### [ASSIGNMENT]
Read the entries below and pull out each line with the string "this".

### [EXERCISE INPUT]
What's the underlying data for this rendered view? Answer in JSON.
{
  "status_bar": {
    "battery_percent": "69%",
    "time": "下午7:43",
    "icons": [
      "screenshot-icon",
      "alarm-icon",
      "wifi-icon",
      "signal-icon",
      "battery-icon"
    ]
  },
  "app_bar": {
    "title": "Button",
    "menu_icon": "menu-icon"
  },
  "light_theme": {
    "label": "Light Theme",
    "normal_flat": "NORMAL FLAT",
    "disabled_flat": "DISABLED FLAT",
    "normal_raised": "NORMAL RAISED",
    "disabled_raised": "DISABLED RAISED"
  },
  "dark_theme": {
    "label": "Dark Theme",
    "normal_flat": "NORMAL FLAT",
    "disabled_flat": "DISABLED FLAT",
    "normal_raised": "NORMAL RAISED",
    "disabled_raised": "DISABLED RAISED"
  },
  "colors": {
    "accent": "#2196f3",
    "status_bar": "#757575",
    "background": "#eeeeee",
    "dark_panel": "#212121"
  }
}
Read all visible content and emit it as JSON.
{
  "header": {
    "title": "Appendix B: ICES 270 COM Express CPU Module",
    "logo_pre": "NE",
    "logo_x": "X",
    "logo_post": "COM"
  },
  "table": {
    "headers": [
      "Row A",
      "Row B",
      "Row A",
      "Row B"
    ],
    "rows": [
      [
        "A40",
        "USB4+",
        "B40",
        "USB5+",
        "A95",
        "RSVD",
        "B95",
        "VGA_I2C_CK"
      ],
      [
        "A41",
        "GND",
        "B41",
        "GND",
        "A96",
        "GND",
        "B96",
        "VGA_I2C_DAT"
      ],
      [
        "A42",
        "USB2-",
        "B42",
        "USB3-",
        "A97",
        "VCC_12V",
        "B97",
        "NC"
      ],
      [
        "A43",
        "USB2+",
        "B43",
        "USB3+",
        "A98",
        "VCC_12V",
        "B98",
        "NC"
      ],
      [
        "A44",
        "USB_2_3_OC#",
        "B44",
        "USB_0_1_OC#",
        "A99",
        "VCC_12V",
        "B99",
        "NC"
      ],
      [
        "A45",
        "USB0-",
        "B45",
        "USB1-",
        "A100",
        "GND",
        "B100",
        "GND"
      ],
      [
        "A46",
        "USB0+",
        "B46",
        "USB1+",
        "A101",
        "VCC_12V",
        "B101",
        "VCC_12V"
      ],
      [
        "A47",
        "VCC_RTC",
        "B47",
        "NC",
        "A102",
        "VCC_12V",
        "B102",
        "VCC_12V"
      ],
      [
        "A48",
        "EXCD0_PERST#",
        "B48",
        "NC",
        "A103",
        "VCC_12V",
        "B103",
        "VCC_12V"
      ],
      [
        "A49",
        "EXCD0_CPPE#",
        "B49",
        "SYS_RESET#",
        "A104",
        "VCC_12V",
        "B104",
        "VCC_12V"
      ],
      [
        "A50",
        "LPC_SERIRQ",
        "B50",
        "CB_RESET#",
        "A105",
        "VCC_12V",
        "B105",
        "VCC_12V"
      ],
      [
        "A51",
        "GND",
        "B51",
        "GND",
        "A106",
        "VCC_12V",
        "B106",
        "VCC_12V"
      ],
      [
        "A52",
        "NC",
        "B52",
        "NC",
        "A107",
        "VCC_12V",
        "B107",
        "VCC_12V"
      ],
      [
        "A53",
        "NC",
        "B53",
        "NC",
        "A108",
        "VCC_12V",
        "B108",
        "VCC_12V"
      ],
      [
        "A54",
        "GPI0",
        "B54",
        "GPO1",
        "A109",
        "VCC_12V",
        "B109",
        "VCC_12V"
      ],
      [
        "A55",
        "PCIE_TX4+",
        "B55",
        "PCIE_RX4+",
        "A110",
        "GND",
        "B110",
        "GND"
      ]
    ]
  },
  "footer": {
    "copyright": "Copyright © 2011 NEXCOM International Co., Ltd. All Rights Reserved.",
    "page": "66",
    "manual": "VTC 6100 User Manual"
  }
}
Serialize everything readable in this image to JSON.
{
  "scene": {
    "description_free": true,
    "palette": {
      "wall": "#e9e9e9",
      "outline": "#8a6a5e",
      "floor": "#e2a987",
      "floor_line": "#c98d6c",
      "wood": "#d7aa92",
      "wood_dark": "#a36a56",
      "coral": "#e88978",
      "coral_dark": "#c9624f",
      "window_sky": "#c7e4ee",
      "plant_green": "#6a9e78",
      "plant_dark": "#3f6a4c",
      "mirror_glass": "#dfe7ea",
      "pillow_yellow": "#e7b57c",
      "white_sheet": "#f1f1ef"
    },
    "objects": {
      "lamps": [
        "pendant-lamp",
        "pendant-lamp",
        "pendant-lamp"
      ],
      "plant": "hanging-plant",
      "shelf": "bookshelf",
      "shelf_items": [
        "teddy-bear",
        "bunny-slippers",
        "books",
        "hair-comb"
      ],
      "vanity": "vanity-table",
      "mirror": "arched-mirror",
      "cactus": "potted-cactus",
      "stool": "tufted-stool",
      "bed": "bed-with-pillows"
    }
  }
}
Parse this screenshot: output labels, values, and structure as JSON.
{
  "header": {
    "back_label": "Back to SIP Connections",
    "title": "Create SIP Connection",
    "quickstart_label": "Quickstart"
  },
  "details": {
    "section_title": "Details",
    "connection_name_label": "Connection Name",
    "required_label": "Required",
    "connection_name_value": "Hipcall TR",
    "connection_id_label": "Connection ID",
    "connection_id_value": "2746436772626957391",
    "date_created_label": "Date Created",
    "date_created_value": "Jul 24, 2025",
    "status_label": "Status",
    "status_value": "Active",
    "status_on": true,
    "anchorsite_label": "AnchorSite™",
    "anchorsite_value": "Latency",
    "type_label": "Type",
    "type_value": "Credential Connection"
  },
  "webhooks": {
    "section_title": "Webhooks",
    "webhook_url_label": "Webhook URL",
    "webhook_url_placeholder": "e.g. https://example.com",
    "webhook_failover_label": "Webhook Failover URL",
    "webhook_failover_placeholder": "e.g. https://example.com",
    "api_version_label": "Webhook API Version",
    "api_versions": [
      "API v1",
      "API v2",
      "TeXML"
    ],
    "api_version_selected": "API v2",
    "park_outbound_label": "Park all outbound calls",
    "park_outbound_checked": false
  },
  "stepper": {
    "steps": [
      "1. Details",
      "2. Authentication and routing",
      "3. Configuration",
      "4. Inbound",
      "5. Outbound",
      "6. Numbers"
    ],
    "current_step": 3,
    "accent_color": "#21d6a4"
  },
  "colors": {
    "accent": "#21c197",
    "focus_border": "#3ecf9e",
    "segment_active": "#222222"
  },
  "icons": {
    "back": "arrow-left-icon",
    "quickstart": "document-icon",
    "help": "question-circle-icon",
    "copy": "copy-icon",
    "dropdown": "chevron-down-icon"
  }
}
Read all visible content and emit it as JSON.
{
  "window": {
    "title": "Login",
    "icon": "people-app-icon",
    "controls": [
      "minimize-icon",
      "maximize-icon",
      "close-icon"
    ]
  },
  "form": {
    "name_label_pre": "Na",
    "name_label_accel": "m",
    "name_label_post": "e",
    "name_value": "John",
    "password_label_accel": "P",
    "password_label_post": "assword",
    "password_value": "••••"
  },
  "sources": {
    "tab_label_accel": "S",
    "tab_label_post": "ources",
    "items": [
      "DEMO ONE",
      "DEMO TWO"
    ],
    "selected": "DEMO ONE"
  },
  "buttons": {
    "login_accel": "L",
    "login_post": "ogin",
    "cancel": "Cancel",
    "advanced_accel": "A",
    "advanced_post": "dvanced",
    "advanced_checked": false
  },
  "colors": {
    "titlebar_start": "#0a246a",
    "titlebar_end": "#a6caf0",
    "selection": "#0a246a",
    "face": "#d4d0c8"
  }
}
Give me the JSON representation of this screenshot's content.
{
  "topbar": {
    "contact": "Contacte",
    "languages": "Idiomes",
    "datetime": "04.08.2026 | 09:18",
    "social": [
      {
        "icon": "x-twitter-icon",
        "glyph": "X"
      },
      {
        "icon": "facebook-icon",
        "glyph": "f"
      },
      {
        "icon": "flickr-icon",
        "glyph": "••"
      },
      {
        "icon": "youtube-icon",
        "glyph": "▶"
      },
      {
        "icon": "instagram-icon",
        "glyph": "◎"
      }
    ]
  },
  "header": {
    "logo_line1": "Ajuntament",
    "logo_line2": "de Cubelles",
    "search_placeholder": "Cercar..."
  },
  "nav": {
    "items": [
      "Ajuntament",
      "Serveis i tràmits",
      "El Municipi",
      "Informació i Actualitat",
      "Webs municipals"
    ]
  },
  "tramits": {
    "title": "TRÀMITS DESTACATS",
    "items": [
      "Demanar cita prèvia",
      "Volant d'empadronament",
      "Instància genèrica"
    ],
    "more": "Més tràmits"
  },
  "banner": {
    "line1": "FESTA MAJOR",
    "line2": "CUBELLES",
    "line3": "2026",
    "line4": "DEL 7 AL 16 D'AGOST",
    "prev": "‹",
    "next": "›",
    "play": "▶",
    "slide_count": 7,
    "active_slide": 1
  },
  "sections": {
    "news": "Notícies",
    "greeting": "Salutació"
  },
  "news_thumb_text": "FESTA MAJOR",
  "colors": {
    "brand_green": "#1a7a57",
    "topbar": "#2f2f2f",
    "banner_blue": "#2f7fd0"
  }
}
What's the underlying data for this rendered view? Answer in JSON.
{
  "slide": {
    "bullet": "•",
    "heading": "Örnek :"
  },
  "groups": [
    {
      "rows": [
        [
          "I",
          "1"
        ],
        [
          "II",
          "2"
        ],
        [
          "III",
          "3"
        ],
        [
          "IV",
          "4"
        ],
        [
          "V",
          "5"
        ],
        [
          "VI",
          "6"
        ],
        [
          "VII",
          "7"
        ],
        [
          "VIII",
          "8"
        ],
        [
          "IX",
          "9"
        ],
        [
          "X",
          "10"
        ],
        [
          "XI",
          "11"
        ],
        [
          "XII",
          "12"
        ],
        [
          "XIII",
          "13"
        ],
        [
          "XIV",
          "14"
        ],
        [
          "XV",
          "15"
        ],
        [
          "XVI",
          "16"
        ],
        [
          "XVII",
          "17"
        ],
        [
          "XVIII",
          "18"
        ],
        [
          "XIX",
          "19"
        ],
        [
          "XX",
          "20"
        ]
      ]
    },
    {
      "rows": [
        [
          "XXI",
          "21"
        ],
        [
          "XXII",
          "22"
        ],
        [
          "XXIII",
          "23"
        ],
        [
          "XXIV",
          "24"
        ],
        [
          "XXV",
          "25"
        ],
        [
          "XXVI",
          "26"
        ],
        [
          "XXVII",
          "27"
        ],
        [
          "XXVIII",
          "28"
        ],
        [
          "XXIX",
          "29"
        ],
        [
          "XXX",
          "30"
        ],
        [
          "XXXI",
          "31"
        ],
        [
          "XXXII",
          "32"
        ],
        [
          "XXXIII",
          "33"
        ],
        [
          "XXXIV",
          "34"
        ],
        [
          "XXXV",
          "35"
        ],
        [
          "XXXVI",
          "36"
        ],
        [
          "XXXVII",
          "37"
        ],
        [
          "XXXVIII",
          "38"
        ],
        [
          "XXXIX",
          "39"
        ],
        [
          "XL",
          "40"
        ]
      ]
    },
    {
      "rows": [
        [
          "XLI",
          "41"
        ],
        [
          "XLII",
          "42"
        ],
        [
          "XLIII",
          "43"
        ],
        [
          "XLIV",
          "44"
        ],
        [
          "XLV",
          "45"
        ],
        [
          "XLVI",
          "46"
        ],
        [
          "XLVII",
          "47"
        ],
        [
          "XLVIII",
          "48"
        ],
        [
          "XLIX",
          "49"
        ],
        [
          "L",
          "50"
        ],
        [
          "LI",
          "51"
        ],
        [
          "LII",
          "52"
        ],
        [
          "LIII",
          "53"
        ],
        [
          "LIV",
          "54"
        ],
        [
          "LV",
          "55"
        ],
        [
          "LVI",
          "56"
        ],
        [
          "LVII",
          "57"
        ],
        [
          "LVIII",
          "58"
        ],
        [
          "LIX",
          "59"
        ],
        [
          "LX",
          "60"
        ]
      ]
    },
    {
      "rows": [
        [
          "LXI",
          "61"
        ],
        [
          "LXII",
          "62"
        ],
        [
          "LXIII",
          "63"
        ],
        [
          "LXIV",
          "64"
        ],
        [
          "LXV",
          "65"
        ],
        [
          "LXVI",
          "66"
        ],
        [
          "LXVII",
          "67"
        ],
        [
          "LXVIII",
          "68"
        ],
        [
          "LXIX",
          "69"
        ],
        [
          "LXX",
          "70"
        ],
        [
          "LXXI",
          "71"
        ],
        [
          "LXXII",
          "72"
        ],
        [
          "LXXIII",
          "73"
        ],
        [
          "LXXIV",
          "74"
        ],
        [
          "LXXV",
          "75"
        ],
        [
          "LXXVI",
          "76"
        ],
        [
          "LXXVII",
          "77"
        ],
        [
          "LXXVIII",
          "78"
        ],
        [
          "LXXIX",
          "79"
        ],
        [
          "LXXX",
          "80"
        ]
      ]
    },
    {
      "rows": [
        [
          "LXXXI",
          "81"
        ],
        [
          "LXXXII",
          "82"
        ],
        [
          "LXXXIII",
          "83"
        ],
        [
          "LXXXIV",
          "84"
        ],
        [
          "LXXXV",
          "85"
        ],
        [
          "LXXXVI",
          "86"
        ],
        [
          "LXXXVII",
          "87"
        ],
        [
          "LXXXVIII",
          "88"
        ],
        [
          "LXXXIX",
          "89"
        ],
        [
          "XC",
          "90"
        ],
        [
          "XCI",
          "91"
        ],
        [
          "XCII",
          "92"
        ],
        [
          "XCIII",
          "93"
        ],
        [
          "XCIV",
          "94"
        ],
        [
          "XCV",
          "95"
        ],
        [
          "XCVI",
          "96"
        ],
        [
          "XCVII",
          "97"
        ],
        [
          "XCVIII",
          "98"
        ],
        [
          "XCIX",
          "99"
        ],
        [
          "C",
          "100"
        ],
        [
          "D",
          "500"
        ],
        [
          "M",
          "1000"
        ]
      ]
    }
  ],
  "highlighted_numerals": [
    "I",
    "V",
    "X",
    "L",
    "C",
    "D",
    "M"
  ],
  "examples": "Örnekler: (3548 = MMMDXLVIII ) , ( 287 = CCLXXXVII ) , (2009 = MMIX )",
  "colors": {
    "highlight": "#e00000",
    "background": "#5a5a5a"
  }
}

### [YOUR SOLUTION]
What's the underlying data for this rendered view? Answer in JSON.
Serialize everything readable in this image to JSON.
Parse this screenshot: output labels, values, and structure as JSON.
Give me the JSON representation of this screenshot's content.
What's the underlying data for this rendered view? Answer in JSON.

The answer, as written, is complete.